Here, while Resource’s 1-hour oral presentation was videotaped, the Q&A session was not. Instead, this session was documented by hand-written notes taken by acquisition personnel. The contract specialist used these notes, and her own, to prepare a document memorializing the session. When Resource asserted that the contract specialist’s account mischaracterized its answers, the contract specialist permitted Resource to submit its version of the answers, which with a few edits by the agency, was accepted as an accurate memorialization of the session. The accepted revisions provided much more detailed answers to the questions offered during the Q&A session of the oral presentation.

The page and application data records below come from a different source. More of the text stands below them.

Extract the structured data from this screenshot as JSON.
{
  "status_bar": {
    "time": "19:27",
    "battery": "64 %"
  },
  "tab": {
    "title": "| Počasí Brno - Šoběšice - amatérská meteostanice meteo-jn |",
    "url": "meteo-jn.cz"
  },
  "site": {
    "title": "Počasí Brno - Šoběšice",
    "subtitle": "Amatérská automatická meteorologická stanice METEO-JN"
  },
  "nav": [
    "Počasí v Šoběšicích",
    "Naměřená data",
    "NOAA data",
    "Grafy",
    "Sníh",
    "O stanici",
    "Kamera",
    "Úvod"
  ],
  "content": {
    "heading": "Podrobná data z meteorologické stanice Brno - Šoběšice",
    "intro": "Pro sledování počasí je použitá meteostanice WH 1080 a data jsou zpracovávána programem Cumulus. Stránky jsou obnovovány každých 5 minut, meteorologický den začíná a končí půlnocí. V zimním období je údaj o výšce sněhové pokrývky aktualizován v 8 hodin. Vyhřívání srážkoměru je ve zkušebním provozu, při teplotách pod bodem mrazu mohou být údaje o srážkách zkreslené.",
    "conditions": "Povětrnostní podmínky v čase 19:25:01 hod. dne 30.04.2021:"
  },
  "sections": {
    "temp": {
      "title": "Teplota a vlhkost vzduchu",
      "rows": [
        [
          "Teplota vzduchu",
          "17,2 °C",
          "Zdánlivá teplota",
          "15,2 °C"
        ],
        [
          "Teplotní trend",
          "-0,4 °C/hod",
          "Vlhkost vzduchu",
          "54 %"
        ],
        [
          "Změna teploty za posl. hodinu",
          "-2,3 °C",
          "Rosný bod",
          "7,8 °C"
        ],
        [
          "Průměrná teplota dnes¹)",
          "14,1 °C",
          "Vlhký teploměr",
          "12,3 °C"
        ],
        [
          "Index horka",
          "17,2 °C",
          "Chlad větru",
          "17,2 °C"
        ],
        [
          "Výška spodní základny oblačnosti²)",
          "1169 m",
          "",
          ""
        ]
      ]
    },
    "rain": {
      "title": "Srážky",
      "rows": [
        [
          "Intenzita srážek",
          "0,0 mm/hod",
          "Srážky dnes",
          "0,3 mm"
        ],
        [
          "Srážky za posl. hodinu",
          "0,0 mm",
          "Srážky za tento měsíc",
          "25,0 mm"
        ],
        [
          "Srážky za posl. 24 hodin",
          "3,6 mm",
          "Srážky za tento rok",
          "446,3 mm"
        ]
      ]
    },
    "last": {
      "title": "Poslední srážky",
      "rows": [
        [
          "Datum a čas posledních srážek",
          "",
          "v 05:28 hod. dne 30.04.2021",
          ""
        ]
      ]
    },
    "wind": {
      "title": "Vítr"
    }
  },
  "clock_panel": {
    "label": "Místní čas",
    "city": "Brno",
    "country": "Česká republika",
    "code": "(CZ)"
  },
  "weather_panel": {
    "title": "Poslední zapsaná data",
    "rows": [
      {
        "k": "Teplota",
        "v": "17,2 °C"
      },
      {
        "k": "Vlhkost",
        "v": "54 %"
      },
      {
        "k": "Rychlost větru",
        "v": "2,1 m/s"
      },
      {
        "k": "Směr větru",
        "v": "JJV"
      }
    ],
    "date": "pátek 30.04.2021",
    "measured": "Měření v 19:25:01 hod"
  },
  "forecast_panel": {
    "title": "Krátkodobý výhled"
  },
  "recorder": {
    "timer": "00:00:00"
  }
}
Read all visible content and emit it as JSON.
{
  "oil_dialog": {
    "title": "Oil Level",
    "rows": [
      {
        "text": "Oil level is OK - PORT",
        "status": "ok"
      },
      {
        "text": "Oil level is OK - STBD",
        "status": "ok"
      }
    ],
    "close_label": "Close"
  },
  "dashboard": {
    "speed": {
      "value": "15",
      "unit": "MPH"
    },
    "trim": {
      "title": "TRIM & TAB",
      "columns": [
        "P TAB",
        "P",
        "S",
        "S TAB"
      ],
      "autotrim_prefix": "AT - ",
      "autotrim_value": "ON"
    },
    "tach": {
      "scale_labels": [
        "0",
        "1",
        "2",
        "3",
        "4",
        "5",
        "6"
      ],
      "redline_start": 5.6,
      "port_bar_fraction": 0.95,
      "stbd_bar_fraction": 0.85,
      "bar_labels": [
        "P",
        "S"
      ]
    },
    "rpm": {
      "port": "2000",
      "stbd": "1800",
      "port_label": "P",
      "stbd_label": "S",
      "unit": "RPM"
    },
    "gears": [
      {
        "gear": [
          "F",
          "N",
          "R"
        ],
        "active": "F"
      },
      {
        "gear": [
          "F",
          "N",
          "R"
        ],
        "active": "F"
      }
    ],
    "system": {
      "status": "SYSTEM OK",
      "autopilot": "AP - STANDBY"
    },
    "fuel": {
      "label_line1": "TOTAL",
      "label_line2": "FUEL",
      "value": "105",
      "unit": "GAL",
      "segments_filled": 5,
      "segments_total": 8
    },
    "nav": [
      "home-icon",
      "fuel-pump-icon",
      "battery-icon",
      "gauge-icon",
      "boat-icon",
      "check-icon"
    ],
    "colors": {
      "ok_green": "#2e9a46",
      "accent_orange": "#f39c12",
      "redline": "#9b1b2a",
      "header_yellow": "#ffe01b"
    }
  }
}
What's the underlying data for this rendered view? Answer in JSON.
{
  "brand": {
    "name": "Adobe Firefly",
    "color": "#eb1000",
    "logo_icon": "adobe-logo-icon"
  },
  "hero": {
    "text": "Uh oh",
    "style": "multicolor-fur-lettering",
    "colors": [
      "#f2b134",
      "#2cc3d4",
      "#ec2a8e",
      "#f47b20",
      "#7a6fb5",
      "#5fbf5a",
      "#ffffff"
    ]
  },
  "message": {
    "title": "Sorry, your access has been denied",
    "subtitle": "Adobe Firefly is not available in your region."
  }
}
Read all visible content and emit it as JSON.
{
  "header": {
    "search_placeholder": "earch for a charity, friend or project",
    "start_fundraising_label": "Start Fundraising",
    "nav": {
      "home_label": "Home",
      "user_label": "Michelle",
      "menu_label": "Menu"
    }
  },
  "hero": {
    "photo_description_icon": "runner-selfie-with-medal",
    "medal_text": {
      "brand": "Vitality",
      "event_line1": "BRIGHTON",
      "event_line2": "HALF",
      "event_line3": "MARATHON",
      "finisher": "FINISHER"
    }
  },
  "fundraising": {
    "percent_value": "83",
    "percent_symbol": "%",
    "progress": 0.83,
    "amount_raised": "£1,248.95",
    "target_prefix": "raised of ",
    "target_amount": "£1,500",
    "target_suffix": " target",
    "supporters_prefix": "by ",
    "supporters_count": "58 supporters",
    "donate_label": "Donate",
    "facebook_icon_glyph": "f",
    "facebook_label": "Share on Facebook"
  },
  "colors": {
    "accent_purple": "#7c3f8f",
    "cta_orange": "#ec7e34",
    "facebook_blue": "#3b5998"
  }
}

At the GAO hearing, a witness from the TEP was asked by the hearing officer to provide her recollection of Resource’s Q&A session. The hearing officer read several of the questions from the document memorializing Resource’s answers during the Q&A session to the TEP member, who testified that she had not seen either the initial or finalized version of the document. Although the TEP member testified that she was able to recall some of the questions, she had limited recall of Resource’s answers; to the extent she recalled the answers, her recollection seemed more consistent with the initial version of the Q&A document, than with the final document that the agency agreed more accurately reflected Resource’s answers.
Despite receiving hearing testimony and the parties’ post-hearing arguments, GAO cannot find that the agency’s documentation in regard to Resource’s Q&A session is sufficient to allow it to review the reasonableness of the agency’s judgments. Because the final, mutually agreed-upon version of the Q&A document addresses some of the weaknesses included in the TEP’s consensus report that supported Resource’s unacceptable rating, this document is at odds with the consensus evaluation report. In addition, the final Q&A document, which the agency accepted as an accurate memorialization of the session, is inconsistent with the testimony of the TEP witness; at a minimum, the final document provides more robust answers than the TEP member recalled during her testimony. The protest is sustained. GAO states that disturbing the purchase order is not appropriate, but does recommend that the agency not exercise the option for the third task and the agency should reimburse Resource it quotation preparation costs, as well as the costs of filing and pursuing its protests.